The sentences will be served concurrently. Each defendant was credited for time already served, which ranged from 20 days to 80 days.

Prosecutors alleged the men gave Samantha a soft drink secretly spiked with GHB during a Jan. 16, 1999, party at Limmer's Grosse Ile apartment. She died the next day. Her friend Melanie Sindone, now 16, also ingested the drug ad was briefly in a coma, but survived.

At their sentencing hearing today, the men and their supporters asked for forgiveness.

Cole tearfully addressed the court and apologized to the victims' families, as well as his own, “for putting them through this.”

Four of the jurors who convicted Cole of manslaughter also came to court. Two of them asked Drake for leniency.

Holtschlag also apologized to the victims' families, turning toward them but never looking at them directly. He then faced his parents and began crying.

“Mom, dad, I'm sorry about what I put you through and I will make you proud of me again one day,” Holtschlag said as his parents wept.

Holtshlag later sat and trembled with his head bowed, as 14 people including his parents all asked for leniency.

A few drops of colorless, odorless GHB mixed into a drink can render a victim unconscious within 20 minutes. Victims frequently have no memory of what happened, and the drug is difficult to trace, often leaving the body within 24 hours.

In 1990, the FDA banned GHB for public sale amid concerns about its use as a dietary supplement. A 1998 Michigan law made possessing the drug a felony. Michigan and about 20 other states have classified GHB a controlled substance.

Last month, President Clinton signed legislation toughening federal laws against possessing, making or distributing GHB. The bill is named for Samantha and a Texas teen-ager who also died after GHB was slipped into her soft drink.

Some suppliers of ingredients used to make GHB are trying to skirt the federal law by marketing their products not as dietary supplements, but as computer cleaners.

One company's Internet site suggests the liquid offered as a cleaner is a “healthy alternative” and “not poisonous if accidentally ingested.”

Despite the crackdown on GHB, some members of the medical community have come forward to defend what they call its effectiveness in treating sleep disorders, depression and drug and alcohol addictions.

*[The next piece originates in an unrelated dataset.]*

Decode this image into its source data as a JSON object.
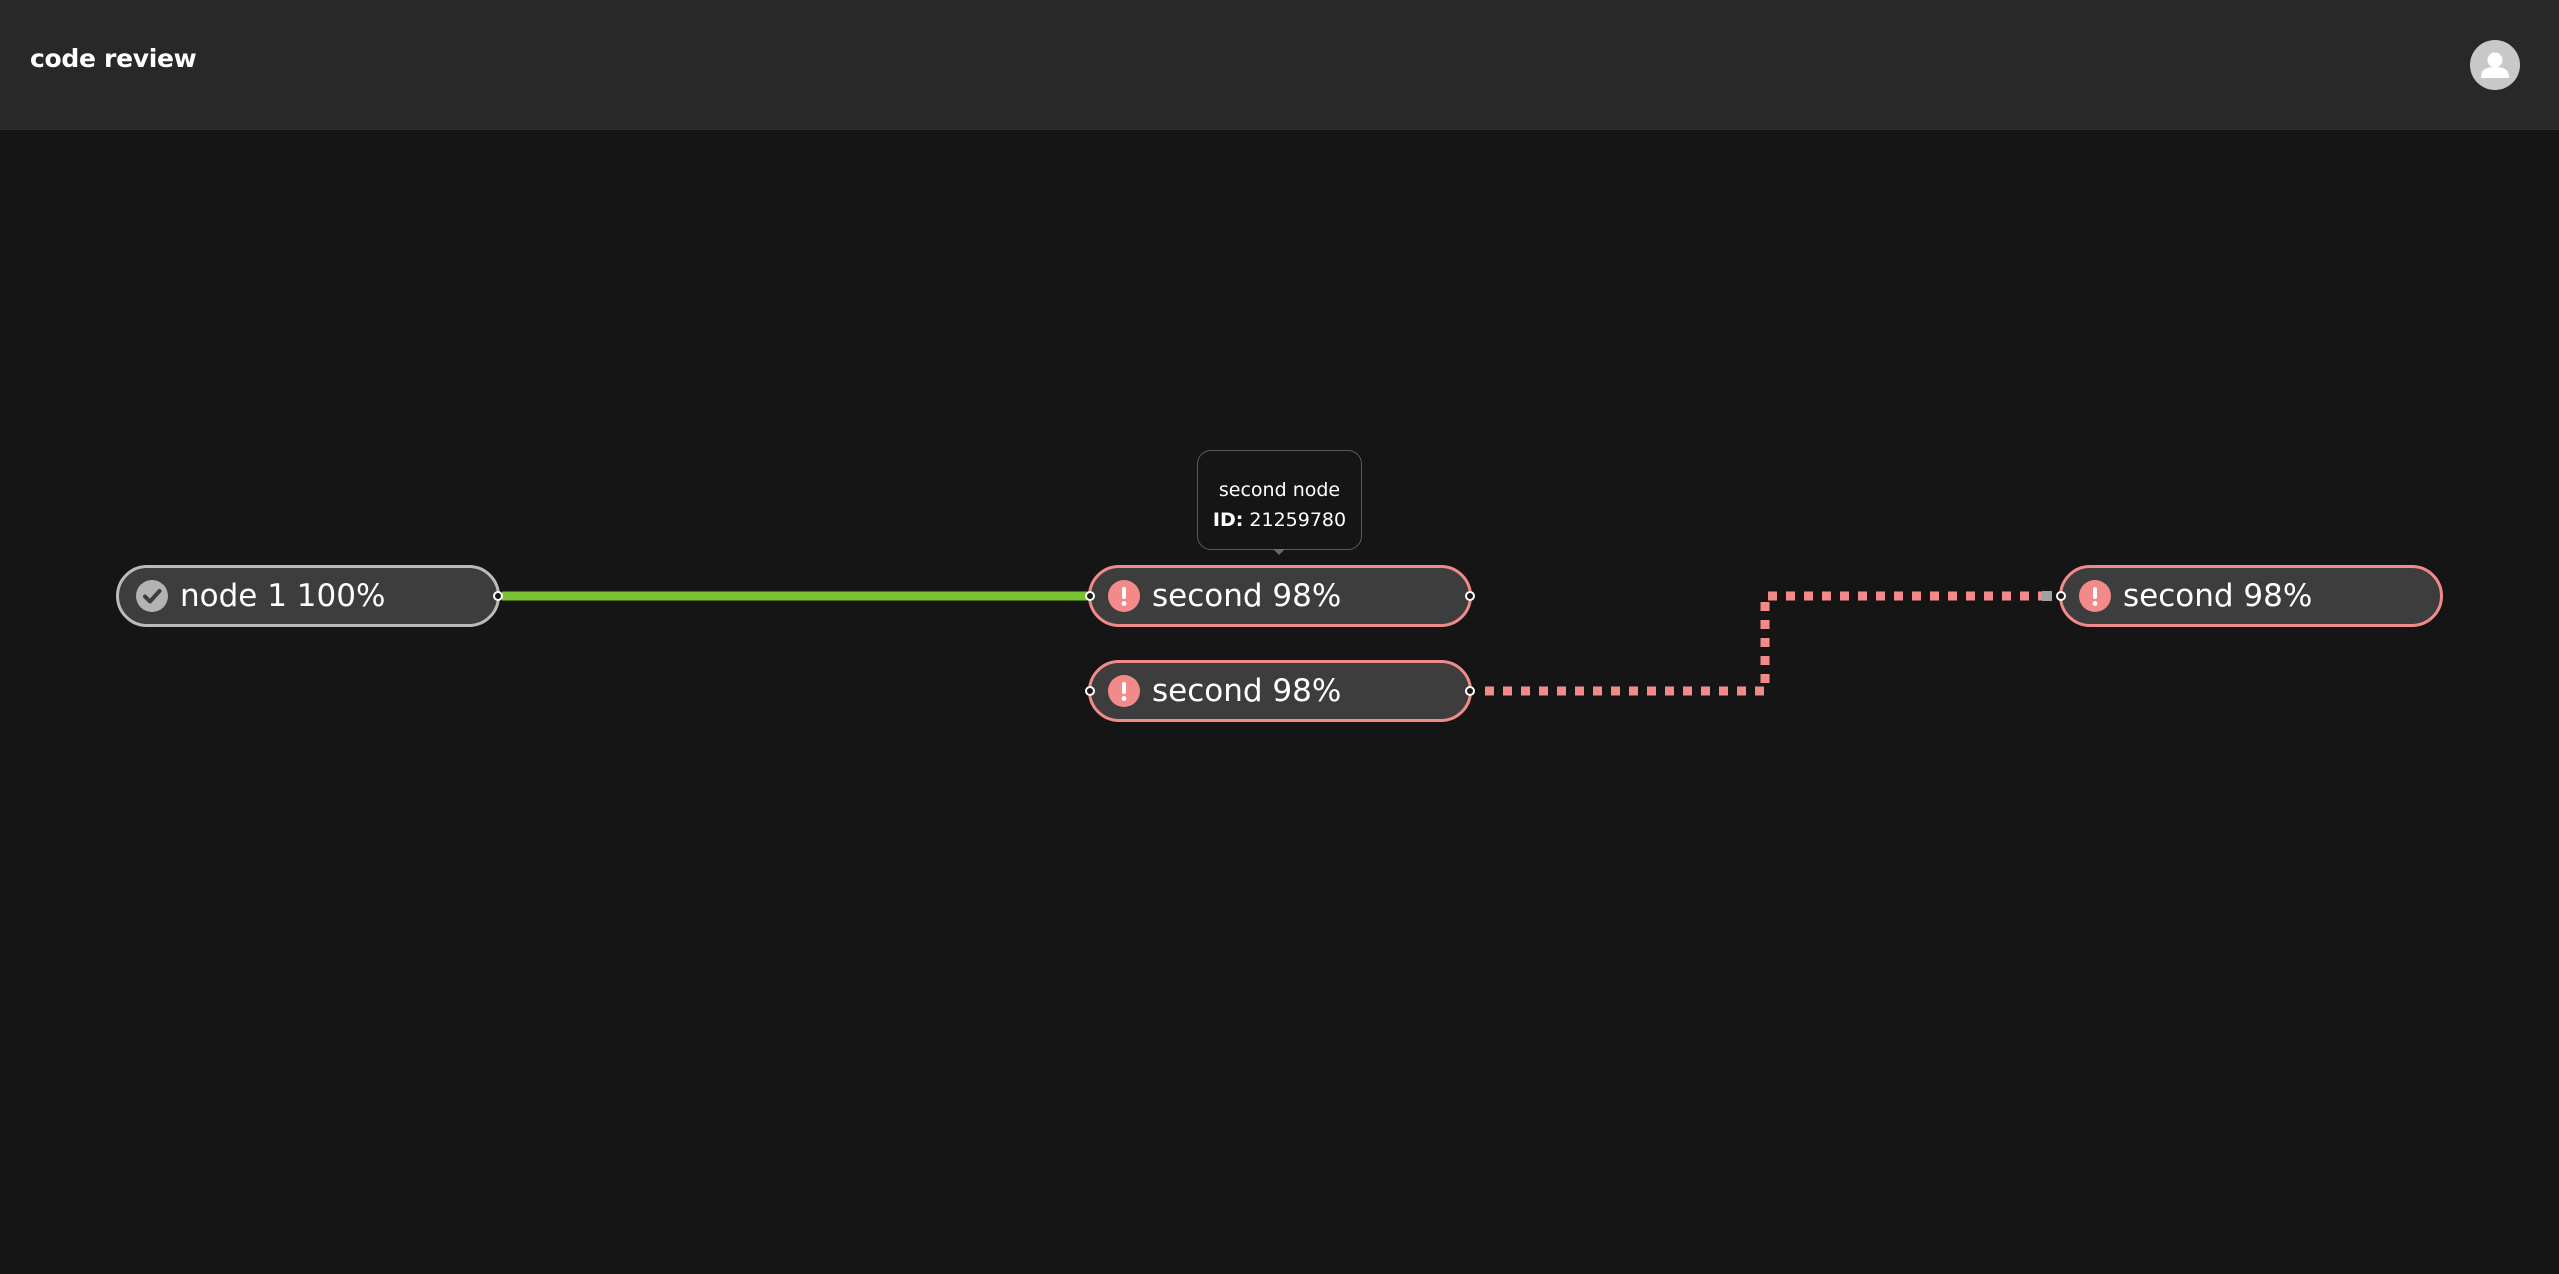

Drake closed the hearing by telling the packed gallery “to try to go on with their lives as best they can.”